After a summer that truly had everything for Villa supporters, we’re finally here - at the home opener. Expecting a dilapidated team, fans will no doubt be relieved that fan-favourite, Jack Grealish remains at the club, as do others. In fact, it’s Super Jack himself who sums up the attitude of this Villa squad right now:
“Let’s get back to work.”
What to know about Aston Villa
It’s not every day that we see AVFC take three points in their opening game. It’s not often we seen Villa come back from a goal down to take a match. It’s not at all regular for Villa to push on, despite poor play, and win. What’s more, there seemed to be an almost toxic aura lingering over VIlla’s first match with Hull City due to Villa’s acceptance of a Jack Grealish transfer. That didn’t come to pass, and semiotically, it could mean a lot more to Villa than simply keeping a really good player around.
This feels new. This feels good and we’re only heading into the second game. The positivity is back. However, a loss in the first home match wouldn’t be a nice thing to contend with, especially with what we’ve come to realise about the Championship. Every single game matters. Villa will be absolutely haunted by a missing three points come the end of a season, so you must take these games and you must extract every goal, or point, out of them that you can.
That only happens if Villa improve. Hull City seem to be in dire straits, as much was clear from their play and their attendance. A team like that will fold, because we’ve been there in the past. There’s a lot more to be happy about in Wigan, who have just finished an amazing season, have kept Nick Powell and will move forward.
Villa will bring three new players into the squad. Ørjan Nyland is Villa’s new number one and seems set to start, as does Axel Tuanzebe, on-loan from Manchester United seems like he’ll start, and there’s every chance John McGinn will be in and around the first team picture. Still, Villa have a few options. They’ll need Jonathan Kodjia to become a complete forward who works for the team, and that means opening up the game in the final-third. He doesn’t do the best job of that, and what I mean is that he simply doesn’t pass the ball when he needs to. Kodjia is such a good player, but his playing-style can be so destructive towards the main goal of the team.
With a transfer move no-longer in progress, Jack Grealish should now have the clarity of mind to be able to wreck it for Villa across the midfield. The handy signing of John McGinn frees Grealish up to move forward, or drop lower. Either way, that can suit Villa - it’s all about the options.
Villa’s defense looked solid for the most part, and that should improve against Wigan. Jed Steer should be more comfortable in goal, and Axel Tuanzebe will add a lot more mobility and youthfulness to the backline. Still, any team can get caught out on their counter and Villa should have one eye on that.
What to know about Wigan Athletic
Wigan have a lot to be happy about despite losing Dan Burn on deadline day.
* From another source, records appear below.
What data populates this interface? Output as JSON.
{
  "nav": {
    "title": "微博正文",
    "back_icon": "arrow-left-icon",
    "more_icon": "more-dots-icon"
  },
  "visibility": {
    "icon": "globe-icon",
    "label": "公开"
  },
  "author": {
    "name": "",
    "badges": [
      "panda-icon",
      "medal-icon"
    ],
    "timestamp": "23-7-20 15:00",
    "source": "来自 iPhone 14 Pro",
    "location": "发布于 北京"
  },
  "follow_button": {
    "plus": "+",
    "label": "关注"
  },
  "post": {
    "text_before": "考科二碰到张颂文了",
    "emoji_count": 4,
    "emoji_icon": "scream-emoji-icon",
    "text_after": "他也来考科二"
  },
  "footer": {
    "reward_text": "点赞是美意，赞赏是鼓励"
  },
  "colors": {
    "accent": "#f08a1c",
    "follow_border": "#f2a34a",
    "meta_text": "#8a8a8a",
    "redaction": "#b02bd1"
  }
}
They’ve kept Nick Powell and they’ve already bagged three points by sinking a big (but terrible) Championship side in Sheffield Wednesday. I’d not be unhappy with that.
I expect Paul Cook’s side to soak up pressure and deal with Grealish, and Villa, cruelly. That’s not to say that they’ll deploy butcher’s cleavers instead of studs on their boots - but I feel like they won’t suffer Grealish gladly. I’ll expect him to be fouled over five times. Bet on that. That might come to bite them back.
Counter-attacking is where it’s at for Wigan, so look for rapid-play down the wings if Villa aren’t taking their chances (this ties into Jonathan Kodjia creating up front, if he’s cocking up, he’s giving Wigan chances). A trifecta of Will Grigg, Nick Powell and Michael Jacobs can be too much for some - but Villa should have the quality to deal with them.
It has to be a Villa win, but it might not be terribly easy. I’ll go for 4-2. To Villa.